They aren’t wrong. Meaning-making when it comes to cinema, after all, can vary considerably. Crouching Tiger, Hidden Dragon, which popularized the wuxia film among Western audiences, was seen as slow-paced and Western among Chinese audiences. What Western audiences will likely miss underneath RRR’s visual lucidity are the troubling ideological underpinnings of Hindu nationalism.
The first major film genre in India was the devotional film, which put gods on screen and encouraged viewing as an act of veneration. In his book Seeing is Believing, Indian film critic Chindananda Das Gupta estimated that 70% of the films made before 1923 in India fell into this genre. Even a century later, grandiose religiosity powers its biggest hits like RRR. In one breathtaking moment in the film, British police officers in a tenebrous forest hunt for Ram who has just escaped from a prison with Bheem. As a giant flashlight illuminates a figure in the distance, a silhouette of a long-haired man wielding a bow and arrow appears. Every Indian viewer will be unmistakably familiar with this mythic image, meant to represent Prince Ram, the Hindu embodiment of virtue and courage. The Ramayana, an Odyssean tale of a banished prince who crosses the sea with a band of monkeys to rescue Princess Sita, is one of two paramount texts in Hinduism. The utopia of a Ramrajya, a kingdom of Ram, galvanizes the political agenda of the Indian ruling party—the BJP—which in the past seven years has moved India from its more secular roots into a Hindu theocracy.

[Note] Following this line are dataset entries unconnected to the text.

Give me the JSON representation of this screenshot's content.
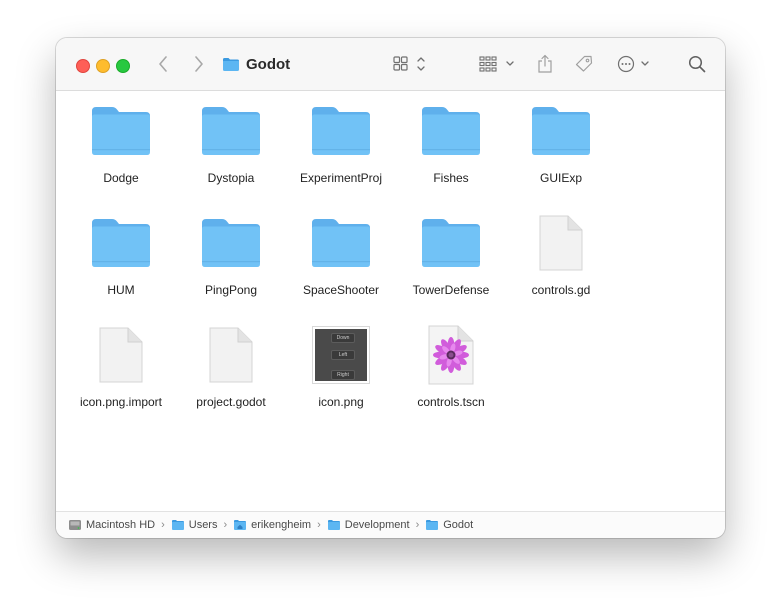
{
  "window": {
    "title": "Godot"
  },
  "toolbar": {
    "icons": [
      "back-chevron-icon",
      "forward-chevron-icon",
      "folder-icon",
      "grid-view-icon",
      "group-by-icon",
      "share-icon",
      "tag-icon",
      "more-icon",
      "search-icon"
    ]
  },
  "items": [
    {
      "name": "Dodge",
      "kind": "folder"
    },
    {
      "name": "Dystopia",
      "kind": "folder"
    },
    {
      "name": "ExperimentProj",
      "kind": "folder"
    },
    {
      "name": "Fishes",
      "kind": "folder"
    },
    {
      "name": "GUIExp",
      "kind": "folder"
    },
    {
      "name": "HUM",
      "kind": "folder"
    },
    {
      "name": "PingPong",
      "kind": "folder"
    },
    {
      "name": "SpaceShooter",
      "kind": "folder"
    },
    {
      "name": "TowerDefense",
      "kind": "folder"
    },
    {
      "name": "controls.gd",
      "kind": "document"
    },
    {
      "name": "icon.png.import",
      "kind": "document"
    },
    {
      "name": "project.godot",
      "kind": "document"
    },
    {
      "name": "icon.png",
      "kind": "image"
    },
    {
      "name": "controls.tscn",
      "kind": "scene"
    }
  ],
  "icon_png_thumbnail": {
    "labels": [
      "Down",
      "Left",
      "Right"
    ]
  },
  "pathbar": {
    "crumbs": [
      "Macintosh HD",
      "Users",
      "erikengheim",
      "Development",
      "Godot"
    ]
  },
  "colors": {
    "folder_top": "#5fb0ec",
    "folder_body": "#71c2f6",
    "traffic_red": "#fe5f57",
    "traffic_yellow": "#febc2e",
    "traffic_green": "#28c840"
  }
}
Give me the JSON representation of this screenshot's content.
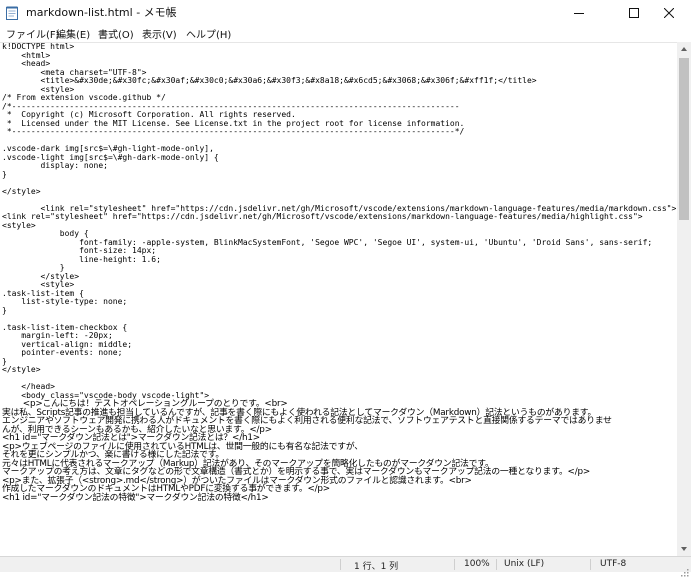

Several scenes then have a slightly chilling quality to viewers living under the constant threat of Hindutva authoritarianism. When Ram’s father tells him "every hand will have a weapon," he may have well been talking about paramilitary organiZations like the RSS which have made militarizing Hindus a key part of their agenda. In the movie’s final uplifting song extolling the virtues of nationalist struggles, several freedom fighters from the Indian independence movement are referenced. Yet three of the biggest names are conspicuously missing: Gandhi, whose secular and nonviolent Hinduism was at odds with the BJP’s and was murdered by a right-wing Hindu ideologue; Ambedkar, a member of the formerly untouchable castes instrumental in leading mass protests against the caste system and father of the Indian constitution; and Nehru, India’s first prime minister whose image Narendra Modi, the current prime minister, is in a one-sided battle to topple.
In 1992, a violent mob of Hindu ideologues including several BJP leaders stormed the 16th century mosque Babri Masjid, purportedly laid over the birthplace of Ram and demolished it. In the decade prior, a wildly popular television show based on the Ramayana played a key role in the culture of Hindu revivalism. With its serialized structure and blend of folk elements and Bollywood sensibilities, Ramayan which ran from 1987-1988 drew millions of television viewers to enthusiastically engage with it.
Cinematic effect in films like RRR is seductive then. The very aesthetics that allow RRR to travel across the world concretizes narrow visions of Hindu identity and imagery. There are multiple videos on Youtube of Indian audiences cheering in response to the overt Hindu imagery. Thousands of miles away in California, Ram and Bheem’s daredevilry is rousing similar reactions among American audiences. But one must be wary of these spirited reactions: Hoots and hollers can very easily give way to the frenzy of the mob.